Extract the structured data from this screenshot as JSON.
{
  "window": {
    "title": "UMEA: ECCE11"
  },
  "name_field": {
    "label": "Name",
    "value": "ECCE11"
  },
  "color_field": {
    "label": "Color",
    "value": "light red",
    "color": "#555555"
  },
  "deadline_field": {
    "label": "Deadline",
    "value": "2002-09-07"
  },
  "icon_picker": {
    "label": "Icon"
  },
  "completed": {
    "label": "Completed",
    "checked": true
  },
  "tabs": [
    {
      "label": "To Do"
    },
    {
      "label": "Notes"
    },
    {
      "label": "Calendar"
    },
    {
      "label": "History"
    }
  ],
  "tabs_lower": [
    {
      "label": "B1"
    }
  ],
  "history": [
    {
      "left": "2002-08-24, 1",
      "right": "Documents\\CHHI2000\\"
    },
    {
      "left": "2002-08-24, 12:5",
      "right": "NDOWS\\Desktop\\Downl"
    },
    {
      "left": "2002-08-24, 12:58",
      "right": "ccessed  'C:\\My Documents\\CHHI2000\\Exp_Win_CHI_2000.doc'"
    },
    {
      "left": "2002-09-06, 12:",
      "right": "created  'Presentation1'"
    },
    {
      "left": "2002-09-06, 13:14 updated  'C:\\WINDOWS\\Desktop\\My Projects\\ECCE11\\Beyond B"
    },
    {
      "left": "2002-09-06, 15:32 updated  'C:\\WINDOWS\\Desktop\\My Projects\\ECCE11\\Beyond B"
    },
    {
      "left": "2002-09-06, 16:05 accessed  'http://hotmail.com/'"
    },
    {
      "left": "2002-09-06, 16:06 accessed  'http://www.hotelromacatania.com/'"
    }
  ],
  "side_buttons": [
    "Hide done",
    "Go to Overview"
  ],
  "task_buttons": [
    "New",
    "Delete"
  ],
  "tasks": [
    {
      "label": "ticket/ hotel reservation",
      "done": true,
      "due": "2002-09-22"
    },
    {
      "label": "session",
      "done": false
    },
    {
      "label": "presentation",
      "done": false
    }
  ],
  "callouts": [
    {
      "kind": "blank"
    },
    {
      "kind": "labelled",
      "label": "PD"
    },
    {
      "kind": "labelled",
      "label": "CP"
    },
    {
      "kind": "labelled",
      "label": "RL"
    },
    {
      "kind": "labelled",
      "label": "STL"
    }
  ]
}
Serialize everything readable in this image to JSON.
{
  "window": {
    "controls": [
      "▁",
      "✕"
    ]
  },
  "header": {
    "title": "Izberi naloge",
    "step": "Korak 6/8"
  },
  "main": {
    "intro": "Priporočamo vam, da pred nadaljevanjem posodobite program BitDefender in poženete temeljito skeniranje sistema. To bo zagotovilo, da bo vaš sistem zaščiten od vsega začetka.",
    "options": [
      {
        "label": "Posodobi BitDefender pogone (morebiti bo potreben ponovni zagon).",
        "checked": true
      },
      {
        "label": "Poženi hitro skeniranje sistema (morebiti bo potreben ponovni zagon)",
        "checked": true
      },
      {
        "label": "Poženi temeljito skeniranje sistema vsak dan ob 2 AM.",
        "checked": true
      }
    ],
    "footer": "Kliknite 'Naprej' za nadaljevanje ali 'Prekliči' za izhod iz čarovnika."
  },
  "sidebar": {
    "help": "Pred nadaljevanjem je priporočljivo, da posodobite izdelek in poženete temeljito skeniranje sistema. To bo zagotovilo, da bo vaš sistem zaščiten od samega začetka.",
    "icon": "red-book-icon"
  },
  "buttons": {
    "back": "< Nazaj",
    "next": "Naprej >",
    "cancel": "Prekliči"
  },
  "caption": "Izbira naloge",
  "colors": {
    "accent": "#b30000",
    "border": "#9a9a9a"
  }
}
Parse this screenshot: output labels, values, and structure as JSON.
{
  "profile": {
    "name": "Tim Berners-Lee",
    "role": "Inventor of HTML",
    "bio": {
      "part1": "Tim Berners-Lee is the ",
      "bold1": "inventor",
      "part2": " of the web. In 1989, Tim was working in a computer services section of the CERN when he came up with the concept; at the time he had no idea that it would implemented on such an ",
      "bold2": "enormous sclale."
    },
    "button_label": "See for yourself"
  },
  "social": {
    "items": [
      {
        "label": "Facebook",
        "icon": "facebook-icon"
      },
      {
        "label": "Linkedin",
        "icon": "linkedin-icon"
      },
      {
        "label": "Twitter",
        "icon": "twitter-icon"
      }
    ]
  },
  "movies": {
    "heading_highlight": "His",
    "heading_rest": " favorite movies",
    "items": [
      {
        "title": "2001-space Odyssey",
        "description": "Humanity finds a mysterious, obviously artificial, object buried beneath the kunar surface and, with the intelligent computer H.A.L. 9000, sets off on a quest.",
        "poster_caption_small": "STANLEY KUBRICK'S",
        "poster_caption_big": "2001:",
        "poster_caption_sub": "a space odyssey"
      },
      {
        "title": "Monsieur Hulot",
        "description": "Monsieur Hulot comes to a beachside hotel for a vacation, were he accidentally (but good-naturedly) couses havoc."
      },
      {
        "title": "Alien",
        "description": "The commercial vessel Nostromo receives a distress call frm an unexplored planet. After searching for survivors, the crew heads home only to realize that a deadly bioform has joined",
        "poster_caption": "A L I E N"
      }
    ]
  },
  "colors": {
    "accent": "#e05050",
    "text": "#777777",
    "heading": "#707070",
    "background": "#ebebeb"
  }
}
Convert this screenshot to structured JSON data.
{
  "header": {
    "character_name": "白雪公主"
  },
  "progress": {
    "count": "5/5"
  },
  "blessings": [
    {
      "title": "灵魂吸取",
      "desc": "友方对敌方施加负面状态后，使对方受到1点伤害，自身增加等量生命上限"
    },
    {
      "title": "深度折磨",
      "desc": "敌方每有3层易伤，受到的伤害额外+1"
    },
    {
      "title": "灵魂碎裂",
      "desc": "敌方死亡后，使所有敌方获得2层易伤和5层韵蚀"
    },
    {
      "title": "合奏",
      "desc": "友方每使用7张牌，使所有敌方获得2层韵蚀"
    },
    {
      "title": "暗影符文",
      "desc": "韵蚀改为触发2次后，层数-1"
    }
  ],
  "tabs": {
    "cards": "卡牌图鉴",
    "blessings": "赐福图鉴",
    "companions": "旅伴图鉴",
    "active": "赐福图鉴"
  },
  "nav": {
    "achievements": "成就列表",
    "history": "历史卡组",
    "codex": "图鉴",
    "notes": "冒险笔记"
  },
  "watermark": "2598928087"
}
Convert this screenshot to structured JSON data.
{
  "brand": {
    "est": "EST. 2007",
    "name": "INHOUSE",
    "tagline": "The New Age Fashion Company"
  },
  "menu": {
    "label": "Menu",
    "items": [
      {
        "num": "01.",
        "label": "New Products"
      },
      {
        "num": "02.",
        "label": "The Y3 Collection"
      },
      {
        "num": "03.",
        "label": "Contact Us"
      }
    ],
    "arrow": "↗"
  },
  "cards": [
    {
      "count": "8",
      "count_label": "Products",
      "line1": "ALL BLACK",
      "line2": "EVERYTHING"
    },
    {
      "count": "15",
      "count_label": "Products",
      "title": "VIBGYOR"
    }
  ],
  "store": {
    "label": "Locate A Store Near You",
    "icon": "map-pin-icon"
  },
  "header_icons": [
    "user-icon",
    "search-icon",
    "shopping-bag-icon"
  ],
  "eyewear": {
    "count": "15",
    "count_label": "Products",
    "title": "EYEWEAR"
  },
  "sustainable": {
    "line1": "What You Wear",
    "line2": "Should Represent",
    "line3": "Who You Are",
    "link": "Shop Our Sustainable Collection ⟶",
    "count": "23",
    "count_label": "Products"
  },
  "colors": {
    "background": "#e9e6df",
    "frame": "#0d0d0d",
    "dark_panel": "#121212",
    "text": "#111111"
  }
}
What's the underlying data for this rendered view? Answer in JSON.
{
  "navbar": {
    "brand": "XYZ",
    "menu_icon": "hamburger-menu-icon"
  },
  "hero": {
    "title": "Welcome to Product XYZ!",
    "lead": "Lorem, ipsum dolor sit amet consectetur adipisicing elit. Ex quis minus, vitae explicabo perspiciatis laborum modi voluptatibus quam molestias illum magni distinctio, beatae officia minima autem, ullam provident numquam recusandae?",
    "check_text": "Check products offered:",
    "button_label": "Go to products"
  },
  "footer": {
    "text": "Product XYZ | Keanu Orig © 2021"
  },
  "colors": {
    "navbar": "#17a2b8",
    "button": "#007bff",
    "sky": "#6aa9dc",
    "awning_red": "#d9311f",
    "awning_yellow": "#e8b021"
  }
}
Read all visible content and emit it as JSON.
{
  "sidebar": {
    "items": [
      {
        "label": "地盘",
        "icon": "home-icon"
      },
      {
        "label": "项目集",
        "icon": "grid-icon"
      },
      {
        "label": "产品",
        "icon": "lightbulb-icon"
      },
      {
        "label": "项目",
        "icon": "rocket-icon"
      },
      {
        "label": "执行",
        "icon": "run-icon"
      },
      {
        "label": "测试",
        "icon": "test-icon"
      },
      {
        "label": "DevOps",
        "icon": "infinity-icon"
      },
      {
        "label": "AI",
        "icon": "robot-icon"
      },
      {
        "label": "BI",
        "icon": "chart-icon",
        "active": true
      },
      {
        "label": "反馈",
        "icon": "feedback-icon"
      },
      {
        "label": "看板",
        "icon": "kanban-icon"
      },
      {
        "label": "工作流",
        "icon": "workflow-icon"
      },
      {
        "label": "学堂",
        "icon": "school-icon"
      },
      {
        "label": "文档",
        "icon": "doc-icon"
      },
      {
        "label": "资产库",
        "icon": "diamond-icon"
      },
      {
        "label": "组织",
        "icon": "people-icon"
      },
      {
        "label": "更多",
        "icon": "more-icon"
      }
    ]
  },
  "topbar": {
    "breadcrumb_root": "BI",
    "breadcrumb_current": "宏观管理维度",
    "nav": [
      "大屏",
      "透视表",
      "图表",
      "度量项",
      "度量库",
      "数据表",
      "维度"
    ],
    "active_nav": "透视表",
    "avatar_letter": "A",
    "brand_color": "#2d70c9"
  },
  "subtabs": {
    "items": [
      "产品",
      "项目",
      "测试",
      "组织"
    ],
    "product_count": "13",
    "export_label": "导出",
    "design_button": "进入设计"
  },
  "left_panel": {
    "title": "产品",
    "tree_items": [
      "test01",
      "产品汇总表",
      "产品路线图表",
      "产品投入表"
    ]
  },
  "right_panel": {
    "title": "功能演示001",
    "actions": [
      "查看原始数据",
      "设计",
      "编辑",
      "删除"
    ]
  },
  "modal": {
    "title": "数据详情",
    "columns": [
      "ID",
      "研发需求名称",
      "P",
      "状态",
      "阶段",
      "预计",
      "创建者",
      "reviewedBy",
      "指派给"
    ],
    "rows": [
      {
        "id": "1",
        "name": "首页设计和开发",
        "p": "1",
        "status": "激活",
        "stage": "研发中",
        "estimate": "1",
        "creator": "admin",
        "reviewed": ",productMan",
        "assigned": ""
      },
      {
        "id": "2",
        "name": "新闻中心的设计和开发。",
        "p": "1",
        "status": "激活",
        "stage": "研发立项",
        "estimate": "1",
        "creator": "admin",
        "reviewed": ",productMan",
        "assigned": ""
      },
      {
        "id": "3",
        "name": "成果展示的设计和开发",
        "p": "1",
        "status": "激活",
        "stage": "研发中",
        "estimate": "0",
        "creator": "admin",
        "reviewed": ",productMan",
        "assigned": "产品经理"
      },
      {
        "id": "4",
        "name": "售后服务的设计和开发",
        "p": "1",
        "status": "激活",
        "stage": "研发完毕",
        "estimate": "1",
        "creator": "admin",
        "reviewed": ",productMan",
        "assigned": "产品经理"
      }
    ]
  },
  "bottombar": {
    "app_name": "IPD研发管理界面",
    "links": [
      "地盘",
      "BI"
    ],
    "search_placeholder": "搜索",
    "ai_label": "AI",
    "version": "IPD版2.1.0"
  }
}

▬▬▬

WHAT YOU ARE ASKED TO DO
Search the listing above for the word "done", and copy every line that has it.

WRITTEN RESPONSE
    "Hide done",
      "done": true,
      "done": false
      "done": false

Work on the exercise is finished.